As of December 31, 2021

Total 

Expected Maturity Date

carrying

Fair

2022

2023

2024

2025

2026

Thereafter

amount

Value

(RMB equivalent in millions, except interest rate)

Assets

    

  

    

  

    

  

    

  

    

  

    

  

    

  

    

  

Cash and cash equivalent

 

  

 

  

 

  

 

  

 

  

 

  

 

  

 

  

In US Dollar

 

46,087

 

 

 

 

 

 

46,087

 

46,087

In HK Dollar

 

4,006

 

 

 

 

 

 

4,006

 

4,006

In Japanese Yen

 

37

 

 

 

 

 

 

37

 

37

In Euro

 

502

 

 

 

 

 

 

502

 

502

Others

 

200

 

 

 

 

 

 

200

 

200

Time deposits with financial institutions

 

 

  

 

  

 

  

 

  

 

  

 

 

In US Dollar

 

11,103

 

 

 

 

 

 

11,103

 

11,103

Liabilities

 

 

  

 

  

 

  

 

  

 

  

 

  

 

  

Debts in US Dollar

 

 

  

 

  

 

  

 

  

 

  

 

  

 

  

Fixed rate

 

583

 

7,962

 

1

 

1

 

1

 

4,382

 

12,930

 

11,603

Average interest rate

 

3.01

%  

3.11

%  

3.31

%  

1.53

%  

3.32

%  

3.32

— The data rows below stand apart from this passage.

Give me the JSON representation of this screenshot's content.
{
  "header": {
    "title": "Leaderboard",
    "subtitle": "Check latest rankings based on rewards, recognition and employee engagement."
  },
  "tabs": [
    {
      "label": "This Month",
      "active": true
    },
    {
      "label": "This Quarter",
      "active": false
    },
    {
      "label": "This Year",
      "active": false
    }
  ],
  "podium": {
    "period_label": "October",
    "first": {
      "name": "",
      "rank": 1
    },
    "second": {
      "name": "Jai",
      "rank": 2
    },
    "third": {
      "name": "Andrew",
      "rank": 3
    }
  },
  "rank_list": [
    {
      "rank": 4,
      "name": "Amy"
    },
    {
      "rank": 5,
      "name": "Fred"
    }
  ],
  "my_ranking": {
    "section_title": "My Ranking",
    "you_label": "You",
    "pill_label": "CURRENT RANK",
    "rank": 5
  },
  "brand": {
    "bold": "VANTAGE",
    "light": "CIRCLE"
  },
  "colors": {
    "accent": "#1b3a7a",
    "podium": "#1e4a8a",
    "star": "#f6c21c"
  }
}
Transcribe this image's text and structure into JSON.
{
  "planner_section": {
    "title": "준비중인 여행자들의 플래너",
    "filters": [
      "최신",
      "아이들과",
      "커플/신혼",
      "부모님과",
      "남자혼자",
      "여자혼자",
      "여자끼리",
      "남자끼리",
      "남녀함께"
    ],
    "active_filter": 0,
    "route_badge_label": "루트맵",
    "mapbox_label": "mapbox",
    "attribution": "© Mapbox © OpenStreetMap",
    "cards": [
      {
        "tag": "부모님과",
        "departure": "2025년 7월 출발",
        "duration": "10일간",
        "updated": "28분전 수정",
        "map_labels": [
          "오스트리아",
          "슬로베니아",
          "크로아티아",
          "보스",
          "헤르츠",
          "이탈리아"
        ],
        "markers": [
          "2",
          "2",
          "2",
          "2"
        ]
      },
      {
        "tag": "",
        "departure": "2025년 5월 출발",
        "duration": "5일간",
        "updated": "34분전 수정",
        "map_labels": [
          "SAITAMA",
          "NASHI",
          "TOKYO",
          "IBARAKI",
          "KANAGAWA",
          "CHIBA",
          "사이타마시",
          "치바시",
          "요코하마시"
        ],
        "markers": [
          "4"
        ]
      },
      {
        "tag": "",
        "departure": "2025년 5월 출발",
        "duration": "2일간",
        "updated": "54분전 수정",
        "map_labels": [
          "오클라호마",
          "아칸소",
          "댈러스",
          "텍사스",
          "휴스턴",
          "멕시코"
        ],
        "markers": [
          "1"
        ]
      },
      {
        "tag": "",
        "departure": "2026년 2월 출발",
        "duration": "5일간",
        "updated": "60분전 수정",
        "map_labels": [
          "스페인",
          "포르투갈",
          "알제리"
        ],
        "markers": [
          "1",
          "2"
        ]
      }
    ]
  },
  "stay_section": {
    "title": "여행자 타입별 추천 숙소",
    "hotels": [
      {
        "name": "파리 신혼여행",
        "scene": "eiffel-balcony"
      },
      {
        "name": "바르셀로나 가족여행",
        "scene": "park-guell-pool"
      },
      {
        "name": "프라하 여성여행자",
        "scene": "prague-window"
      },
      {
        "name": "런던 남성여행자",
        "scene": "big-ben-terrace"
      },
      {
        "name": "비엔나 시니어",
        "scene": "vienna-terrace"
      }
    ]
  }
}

%  

 

Variable rate

 

362

 

 

 

 

 

 

362

 

362

Average interest rate(1)

 

0.57

%  

 

 

 

 

 

Debts in HK Dollar

 

Fixed rate

 

Average interest rate

 

Variable rate

 

Average interest rate(1)

 

Debts in Euro

 

Fixed rate

 

152